PROBLEM
Every line in the records below with the string "please" needs to be copied out.

[Entries from a dataset of interfaces]
____

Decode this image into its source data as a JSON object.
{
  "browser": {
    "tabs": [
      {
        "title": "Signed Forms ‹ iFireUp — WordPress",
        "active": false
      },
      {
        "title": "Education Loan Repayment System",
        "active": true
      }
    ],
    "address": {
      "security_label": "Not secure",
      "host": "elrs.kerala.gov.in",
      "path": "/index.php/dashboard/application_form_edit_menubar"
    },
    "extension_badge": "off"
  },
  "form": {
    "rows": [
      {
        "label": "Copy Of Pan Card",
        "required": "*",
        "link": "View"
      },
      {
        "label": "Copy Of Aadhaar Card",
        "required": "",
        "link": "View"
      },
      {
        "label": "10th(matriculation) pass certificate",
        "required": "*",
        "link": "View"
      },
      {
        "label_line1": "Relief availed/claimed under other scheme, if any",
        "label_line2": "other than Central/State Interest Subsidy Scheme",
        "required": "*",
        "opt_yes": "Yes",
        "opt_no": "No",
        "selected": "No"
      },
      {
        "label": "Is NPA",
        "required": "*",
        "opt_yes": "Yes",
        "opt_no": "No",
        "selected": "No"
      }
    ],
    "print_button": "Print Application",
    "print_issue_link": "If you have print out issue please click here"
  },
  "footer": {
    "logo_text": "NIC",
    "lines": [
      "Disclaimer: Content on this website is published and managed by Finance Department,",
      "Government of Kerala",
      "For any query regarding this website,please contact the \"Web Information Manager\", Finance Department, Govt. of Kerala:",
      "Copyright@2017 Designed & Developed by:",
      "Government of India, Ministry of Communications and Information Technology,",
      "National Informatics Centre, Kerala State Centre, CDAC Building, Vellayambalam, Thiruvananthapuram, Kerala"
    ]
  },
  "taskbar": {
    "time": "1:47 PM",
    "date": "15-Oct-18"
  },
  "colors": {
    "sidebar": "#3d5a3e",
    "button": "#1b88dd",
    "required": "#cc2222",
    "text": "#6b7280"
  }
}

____

OUTPUT
    "print_issue_link": "If you have print out issue please click here"
      "For any query regarding this website,please contact the \"Web Information Manager\", Finance Department, Govt. of Kerala:",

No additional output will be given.